*Directions*. Each line in the records below that has the word "state" should be copied.

*Dataset records*.
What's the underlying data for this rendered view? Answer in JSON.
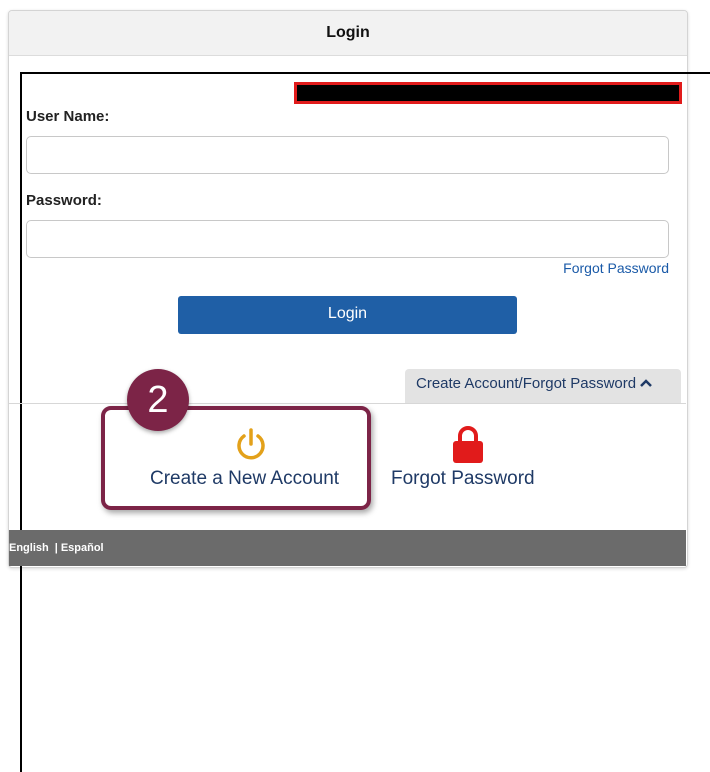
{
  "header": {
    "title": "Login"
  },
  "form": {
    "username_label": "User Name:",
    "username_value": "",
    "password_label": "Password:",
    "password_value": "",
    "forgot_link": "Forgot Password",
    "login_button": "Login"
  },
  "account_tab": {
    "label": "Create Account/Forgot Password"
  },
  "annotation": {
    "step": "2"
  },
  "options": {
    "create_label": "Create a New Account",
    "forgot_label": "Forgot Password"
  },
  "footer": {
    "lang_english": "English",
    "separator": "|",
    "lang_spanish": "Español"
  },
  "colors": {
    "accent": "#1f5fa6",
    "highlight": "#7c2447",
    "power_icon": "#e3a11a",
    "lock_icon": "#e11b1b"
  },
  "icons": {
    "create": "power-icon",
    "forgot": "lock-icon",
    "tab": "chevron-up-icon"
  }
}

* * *

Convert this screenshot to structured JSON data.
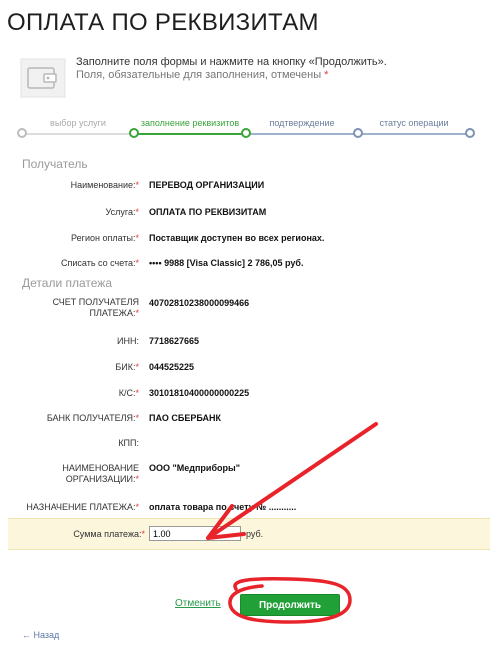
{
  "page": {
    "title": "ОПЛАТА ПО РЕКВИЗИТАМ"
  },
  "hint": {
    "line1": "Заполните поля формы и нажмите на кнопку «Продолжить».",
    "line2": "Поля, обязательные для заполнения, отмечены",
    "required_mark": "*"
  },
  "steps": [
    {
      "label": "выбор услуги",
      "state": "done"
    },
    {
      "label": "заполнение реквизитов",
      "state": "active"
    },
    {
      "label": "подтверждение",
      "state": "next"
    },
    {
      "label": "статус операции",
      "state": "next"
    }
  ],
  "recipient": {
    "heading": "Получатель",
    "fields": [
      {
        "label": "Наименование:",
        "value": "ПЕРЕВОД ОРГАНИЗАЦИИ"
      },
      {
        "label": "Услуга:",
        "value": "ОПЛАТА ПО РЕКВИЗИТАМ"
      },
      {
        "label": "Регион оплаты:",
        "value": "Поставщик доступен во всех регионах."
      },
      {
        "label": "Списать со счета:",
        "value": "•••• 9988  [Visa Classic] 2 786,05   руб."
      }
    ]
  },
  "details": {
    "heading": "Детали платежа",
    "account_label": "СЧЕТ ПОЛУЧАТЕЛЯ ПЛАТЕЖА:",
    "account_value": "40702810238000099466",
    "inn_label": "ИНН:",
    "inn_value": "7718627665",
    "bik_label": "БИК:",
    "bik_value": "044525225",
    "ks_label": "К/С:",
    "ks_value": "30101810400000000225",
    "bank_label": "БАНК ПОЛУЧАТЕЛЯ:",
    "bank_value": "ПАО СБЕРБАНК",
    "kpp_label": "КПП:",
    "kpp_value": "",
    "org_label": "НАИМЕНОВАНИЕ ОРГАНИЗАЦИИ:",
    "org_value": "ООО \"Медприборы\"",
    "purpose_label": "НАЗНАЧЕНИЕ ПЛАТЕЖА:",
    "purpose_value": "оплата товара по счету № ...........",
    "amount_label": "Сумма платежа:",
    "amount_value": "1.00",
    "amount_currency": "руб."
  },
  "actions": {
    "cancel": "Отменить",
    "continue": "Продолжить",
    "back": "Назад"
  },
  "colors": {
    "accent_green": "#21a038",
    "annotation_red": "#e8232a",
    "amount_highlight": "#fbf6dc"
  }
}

*Written reply*.
      "state": "done"
      "state": "active"
      "state": "next"
      "state": "next"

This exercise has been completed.